About the Author
Rebecca Lemon is Associate Professor of English at the University of Southern California.
Table of ContentsAcknowledgments vii
Sovereignty, Treason Law, and the Political Imagination in Early Modern England 1
The Treason of Hayward's Henry IV 23
Shakespeare's Anatomy of Resistance in Richard II 52
Scaffolds of Treason in Shakespeare's Macbeth 79
Donne's Pseudo-Martyr and Post-Gunpowder Plot Law 107
Treason and Emergency Power in Jonson's Catiline 137
Works Cited 203
What People are Saying About This
"Rebecca Lemon's Treason by Words is a ground-breaking book.
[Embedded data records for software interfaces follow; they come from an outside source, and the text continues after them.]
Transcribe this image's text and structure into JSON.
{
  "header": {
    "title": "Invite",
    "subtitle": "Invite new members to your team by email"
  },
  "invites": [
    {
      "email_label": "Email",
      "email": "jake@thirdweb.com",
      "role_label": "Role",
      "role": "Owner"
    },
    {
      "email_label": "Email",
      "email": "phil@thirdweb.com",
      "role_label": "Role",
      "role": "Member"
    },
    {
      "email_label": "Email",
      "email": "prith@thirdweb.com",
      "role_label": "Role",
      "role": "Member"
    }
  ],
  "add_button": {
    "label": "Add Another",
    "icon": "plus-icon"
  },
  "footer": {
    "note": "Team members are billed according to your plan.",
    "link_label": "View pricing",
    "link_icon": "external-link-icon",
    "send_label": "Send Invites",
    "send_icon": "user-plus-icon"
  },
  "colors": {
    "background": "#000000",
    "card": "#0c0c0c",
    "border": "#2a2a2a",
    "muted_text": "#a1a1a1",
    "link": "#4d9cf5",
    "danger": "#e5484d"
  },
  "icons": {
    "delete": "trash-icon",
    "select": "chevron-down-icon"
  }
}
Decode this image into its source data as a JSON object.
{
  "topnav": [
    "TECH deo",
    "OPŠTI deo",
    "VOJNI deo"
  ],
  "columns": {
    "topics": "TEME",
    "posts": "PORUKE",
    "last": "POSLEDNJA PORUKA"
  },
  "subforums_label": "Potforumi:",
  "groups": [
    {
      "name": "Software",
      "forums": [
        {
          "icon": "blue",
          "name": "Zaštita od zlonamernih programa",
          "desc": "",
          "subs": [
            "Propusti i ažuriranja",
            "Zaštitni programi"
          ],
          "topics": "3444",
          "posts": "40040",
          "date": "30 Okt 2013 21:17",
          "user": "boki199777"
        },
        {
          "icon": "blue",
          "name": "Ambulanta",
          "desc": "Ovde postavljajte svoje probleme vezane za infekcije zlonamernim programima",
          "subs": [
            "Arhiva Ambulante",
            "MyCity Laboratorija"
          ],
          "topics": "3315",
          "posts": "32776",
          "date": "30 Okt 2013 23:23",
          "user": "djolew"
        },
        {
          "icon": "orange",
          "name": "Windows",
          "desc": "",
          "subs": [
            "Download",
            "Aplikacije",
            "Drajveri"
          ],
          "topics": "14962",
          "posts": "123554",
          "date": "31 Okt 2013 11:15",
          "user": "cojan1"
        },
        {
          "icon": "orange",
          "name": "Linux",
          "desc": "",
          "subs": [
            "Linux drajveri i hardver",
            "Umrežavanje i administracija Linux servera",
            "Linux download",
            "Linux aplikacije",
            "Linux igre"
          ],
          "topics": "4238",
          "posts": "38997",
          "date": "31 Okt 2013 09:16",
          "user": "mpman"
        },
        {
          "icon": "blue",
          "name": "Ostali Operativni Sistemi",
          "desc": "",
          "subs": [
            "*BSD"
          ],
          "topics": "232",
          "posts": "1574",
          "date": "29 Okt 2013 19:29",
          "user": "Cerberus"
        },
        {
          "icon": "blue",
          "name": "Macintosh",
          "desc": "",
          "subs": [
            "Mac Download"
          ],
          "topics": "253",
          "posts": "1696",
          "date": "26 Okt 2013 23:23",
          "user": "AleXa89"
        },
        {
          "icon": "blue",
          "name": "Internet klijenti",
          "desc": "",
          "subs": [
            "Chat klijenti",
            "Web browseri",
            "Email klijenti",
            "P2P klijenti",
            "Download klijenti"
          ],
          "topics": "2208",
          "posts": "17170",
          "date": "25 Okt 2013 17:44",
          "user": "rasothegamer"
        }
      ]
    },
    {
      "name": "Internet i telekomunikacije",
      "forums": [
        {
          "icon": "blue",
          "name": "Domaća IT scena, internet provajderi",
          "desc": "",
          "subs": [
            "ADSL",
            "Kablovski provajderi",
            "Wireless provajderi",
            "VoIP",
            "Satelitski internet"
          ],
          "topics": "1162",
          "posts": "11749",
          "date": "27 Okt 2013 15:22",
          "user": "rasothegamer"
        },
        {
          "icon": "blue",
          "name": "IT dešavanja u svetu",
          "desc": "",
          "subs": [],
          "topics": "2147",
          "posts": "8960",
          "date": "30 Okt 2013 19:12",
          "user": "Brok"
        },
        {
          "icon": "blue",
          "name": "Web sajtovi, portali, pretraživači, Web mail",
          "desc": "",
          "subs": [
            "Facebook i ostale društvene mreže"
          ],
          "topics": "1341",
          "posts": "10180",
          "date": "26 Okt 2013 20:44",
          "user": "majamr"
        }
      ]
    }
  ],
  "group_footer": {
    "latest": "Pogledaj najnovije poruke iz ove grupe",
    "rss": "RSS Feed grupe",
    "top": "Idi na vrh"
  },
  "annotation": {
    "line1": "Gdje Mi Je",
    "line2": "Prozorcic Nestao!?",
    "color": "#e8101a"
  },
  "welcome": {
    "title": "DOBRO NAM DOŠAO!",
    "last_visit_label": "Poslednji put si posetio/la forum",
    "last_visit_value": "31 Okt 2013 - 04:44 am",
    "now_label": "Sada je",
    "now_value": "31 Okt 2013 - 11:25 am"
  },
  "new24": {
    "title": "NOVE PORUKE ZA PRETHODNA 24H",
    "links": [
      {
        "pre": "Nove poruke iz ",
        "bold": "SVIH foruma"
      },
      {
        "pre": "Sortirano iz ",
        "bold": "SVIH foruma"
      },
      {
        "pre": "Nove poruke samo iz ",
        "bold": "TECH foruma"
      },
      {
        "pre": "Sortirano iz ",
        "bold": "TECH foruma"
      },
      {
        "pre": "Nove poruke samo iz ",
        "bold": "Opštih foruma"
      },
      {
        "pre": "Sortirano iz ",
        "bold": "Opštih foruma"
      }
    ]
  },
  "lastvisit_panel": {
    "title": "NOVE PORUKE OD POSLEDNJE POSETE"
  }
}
It shows early modern English theater as the site of passionate political argument when absolutist kings, princes, and generals confront constraints imposed by constitutional and natural law."
"A paradox is central to Rebecca Lemon's original, incisive, and theoretically astute book: although there was endless chatter about treason in early modern England, no successful act of treason, at least in the technically appropriate sense of king-killing, actually took place during the Tudor and Jacobean periods. Treason may have been discussed, planned, prosecuted, and punished, but it was never perpetrated. It was, in a sense that would become central for writers of the period, a matter more of words than actions. In some of the book's most exciting sections, Lemon shows the dangerous legal and political consequences of treason's drift from action to language. This created a very difficult position for Shakespeare, Donne, and Jonson. As Lemon concludes, their efforts to navigate a landscape increasingly dominated by accusations of treason by one party and of tyranny by another mark a crucial stage in the development of the modern notion of conscience."